What to do
Each line below with the word "added" needs to be copied.
↓↓↓
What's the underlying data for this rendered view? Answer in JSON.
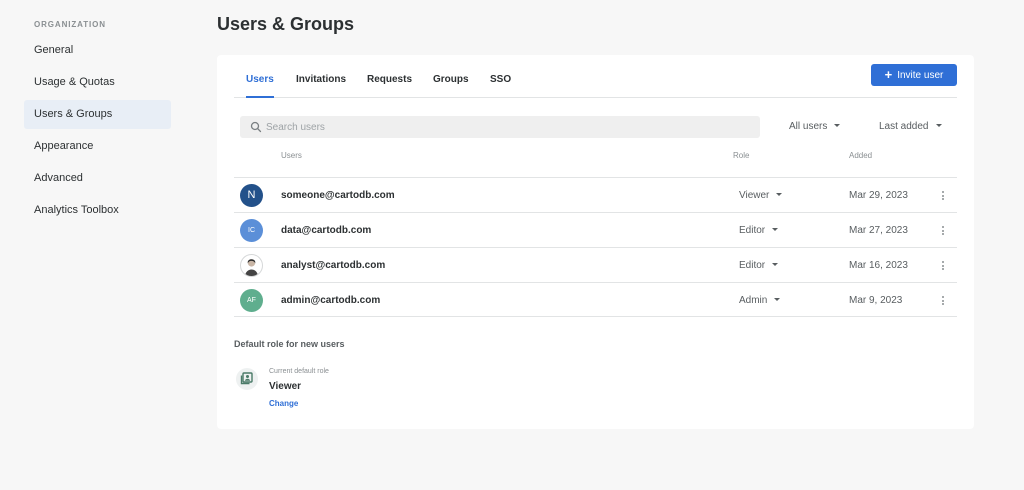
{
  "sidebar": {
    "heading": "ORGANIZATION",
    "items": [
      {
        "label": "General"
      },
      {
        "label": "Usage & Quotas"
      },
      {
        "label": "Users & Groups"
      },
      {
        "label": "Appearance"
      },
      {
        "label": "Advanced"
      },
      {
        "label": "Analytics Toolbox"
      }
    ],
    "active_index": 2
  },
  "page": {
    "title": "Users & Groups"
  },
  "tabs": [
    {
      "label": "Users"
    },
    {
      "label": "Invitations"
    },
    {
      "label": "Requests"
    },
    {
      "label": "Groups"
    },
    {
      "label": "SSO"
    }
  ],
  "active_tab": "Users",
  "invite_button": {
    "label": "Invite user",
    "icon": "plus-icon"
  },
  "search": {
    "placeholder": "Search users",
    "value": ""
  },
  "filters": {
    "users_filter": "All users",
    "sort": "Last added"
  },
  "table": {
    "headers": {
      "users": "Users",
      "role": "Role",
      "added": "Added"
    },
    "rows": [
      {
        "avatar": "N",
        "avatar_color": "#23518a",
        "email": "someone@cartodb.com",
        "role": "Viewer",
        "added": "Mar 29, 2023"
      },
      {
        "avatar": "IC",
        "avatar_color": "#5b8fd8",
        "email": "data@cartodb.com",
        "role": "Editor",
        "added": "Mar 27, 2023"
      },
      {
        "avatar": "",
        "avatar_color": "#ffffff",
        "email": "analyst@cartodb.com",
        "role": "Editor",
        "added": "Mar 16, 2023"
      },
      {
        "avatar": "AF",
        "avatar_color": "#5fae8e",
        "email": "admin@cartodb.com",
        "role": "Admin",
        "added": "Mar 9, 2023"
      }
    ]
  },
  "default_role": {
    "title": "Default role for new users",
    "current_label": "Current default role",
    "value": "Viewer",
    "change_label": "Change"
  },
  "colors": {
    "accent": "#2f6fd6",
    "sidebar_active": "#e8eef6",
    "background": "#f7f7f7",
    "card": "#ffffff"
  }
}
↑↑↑
Exercise result
    "sort": "Last added"
      "added": "Added"
        "added": "Mar 29, 2023"
        "added": "Mar 27, 2023"
        "added": "Mar 16, 2023"
        "added": "Mar 9, 2023"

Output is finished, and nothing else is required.